** Entries shown follows **

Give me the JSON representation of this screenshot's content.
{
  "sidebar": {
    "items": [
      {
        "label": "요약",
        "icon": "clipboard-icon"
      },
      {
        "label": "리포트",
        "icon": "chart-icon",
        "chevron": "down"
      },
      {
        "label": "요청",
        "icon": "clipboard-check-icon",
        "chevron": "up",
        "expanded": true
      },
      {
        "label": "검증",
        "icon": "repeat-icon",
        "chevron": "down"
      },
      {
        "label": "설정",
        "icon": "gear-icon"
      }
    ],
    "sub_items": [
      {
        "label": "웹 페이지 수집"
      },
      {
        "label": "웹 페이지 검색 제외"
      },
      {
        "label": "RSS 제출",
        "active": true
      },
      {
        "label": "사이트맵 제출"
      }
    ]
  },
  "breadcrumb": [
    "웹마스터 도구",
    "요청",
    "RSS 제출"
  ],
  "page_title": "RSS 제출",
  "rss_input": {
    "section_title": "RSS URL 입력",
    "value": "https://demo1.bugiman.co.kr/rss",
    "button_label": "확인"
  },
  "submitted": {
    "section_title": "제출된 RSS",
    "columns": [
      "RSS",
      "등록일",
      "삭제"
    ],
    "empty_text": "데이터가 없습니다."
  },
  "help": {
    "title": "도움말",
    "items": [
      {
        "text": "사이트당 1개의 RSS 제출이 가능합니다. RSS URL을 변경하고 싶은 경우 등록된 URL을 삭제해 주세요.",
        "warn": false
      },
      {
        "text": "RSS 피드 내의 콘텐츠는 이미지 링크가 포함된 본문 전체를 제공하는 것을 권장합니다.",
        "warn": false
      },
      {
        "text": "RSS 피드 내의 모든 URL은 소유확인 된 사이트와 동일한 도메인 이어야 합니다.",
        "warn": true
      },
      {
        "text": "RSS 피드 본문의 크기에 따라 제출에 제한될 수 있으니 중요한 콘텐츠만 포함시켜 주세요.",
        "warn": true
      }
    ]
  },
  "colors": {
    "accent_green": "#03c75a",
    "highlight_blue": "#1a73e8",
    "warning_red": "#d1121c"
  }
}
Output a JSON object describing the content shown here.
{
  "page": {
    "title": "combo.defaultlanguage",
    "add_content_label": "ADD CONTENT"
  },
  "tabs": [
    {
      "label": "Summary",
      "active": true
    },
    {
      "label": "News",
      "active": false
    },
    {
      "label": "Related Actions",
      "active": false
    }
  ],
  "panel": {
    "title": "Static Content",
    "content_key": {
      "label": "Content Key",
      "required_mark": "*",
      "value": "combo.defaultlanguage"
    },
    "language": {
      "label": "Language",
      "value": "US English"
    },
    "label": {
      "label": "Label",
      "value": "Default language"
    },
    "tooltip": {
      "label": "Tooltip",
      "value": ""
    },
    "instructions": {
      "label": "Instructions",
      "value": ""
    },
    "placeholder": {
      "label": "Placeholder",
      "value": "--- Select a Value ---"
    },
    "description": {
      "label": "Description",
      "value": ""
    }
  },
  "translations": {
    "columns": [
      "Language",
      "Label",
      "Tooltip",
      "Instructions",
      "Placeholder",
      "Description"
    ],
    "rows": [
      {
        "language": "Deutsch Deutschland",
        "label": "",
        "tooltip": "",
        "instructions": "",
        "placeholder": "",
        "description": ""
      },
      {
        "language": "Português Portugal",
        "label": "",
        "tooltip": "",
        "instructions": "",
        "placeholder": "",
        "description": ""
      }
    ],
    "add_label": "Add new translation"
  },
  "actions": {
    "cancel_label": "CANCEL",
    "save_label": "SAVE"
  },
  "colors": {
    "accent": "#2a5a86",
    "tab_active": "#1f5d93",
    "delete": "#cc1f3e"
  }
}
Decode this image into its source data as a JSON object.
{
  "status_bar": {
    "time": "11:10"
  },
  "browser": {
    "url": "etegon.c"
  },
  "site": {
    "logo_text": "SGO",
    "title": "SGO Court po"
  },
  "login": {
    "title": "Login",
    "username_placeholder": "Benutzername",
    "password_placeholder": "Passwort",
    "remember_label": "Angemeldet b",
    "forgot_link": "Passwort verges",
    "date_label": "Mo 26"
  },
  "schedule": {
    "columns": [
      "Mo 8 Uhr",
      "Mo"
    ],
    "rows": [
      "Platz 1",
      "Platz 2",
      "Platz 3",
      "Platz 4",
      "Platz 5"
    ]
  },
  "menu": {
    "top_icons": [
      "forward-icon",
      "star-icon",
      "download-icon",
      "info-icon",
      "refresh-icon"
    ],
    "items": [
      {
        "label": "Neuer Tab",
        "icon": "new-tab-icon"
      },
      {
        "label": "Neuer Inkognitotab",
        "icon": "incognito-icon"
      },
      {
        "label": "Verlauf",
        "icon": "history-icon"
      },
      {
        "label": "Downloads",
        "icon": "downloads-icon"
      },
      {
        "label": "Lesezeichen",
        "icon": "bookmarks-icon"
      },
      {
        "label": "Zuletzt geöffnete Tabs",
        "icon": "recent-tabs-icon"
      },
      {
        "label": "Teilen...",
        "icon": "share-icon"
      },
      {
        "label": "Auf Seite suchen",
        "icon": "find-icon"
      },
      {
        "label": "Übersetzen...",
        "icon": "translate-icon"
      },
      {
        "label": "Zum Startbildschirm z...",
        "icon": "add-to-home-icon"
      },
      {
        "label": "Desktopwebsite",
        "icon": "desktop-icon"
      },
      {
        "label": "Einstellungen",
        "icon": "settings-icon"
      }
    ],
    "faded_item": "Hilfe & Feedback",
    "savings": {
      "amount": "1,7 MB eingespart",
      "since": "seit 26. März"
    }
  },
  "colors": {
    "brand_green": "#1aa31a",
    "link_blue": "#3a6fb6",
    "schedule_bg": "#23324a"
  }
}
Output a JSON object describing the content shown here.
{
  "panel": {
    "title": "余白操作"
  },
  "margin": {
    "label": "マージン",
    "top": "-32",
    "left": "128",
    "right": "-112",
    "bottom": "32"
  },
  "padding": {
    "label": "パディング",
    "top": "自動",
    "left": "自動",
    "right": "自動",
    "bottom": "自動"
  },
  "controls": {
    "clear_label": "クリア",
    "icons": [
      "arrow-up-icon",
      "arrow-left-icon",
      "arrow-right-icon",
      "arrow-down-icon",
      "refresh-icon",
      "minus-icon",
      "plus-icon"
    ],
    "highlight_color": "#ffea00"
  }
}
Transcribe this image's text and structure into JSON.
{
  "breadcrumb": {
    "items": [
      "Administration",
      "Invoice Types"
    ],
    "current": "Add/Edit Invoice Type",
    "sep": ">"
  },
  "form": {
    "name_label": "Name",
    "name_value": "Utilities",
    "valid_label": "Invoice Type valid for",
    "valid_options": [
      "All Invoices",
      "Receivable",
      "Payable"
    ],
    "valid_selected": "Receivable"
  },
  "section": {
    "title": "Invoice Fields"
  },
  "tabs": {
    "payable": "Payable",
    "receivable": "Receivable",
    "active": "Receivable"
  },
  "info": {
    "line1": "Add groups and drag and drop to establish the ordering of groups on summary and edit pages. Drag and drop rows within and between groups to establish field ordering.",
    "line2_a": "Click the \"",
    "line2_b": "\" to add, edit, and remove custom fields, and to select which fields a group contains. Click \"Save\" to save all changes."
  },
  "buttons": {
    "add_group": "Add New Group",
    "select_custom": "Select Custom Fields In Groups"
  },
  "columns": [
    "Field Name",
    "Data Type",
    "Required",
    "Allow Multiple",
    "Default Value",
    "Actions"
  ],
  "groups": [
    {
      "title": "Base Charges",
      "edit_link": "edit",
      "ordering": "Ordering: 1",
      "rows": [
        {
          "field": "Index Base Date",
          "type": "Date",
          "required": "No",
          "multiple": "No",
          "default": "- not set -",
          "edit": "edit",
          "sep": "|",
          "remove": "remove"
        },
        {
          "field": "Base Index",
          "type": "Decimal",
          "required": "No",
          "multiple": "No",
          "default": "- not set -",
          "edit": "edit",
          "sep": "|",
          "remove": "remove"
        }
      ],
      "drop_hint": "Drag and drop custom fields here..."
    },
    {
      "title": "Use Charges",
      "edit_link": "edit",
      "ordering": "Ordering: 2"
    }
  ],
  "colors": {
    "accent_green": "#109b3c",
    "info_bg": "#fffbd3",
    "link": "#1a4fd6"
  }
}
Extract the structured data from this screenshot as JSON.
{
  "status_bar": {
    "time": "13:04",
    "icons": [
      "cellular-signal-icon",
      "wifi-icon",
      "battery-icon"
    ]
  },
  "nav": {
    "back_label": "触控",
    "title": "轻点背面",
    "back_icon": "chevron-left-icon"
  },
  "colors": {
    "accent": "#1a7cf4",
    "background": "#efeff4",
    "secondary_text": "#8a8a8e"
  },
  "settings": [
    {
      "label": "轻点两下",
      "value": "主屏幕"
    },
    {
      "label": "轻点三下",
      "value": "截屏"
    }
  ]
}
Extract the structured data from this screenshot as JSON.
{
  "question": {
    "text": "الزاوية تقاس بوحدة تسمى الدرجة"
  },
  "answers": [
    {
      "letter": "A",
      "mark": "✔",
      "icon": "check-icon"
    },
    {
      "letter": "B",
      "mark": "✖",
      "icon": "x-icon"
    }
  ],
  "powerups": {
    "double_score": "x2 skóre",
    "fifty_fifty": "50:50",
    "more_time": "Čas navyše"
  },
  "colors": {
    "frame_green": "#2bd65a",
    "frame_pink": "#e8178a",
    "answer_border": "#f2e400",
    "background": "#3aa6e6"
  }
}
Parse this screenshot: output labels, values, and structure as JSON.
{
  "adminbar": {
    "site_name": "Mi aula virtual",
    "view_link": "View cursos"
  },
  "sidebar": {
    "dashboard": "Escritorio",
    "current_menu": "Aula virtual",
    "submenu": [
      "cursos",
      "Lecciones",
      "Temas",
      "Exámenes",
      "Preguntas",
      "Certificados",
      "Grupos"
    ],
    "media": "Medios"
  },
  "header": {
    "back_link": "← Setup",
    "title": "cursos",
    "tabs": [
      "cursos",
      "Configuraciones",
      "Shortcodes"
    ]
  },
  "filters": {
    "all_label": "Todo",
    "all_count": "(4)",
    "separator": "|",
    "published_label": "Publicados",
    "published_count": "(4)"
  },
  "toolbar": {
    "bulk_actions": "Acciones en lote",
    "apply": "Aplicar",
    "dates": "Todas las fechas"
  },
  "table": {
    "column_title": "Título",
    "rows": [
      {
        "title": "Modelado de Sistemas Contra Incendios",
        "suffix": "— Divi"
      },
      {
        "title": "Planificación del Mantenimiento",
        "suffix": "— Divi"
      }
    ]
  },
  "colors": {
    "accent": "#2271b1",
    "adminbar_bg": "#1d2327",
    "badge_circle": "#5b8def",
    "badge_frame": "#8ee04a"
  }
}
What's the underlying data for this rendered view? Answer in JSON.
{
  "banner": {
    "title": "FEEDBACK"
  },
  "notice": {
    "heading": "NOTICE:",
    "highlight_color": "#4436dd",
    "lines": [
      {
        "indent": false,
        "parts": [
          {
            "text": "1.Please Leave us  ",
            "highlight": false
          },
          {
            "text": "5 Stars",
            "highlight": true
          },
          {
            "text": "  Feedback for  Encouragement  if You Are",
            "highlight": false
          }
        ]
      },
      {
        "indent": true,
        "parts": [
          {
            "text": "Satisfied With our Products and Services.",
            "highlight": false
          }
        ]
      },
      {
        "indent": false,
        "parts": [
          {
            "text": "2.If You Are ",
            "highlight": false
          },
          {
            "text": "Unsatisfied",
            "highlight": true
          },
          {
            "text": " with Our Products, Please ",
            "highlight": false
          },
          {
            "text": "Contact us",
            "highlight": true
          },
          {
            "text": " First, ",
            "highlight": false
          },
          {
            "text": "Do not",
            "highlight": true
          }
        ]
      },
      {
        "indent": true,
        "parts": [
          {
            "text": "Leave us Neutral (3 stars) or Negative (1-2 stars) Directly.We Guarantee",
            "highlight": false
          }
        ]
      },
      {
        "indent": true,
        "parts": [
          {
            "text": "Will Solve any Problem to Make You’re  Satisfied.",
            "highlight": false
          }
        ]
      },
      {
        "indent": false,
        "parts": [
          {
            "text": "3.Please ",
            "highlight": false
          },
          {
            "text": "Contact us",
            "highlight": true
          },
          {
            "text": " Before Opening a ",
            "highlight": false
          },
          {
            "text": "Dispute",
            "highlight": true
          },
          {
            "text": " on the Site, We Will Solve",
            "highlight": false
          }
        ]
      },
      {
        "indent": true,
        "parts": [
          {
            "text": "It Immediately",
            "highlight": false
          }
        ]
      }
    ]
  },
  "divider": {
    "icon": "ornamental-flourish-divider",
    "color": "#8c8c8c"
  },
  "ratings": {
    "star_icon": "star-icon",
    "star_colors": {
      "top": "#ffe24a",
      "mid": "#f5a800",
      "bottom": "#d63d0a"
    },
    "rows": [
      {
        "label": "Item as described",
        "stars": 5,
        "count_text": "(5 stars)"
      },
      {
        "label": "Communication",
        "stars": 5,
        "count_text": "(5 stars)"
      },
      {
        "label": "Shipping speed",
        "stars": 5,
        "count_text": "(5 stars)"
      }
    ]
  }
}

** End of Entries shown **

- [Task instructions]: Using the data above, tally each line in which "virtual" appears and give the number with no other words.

- [Response area]: 2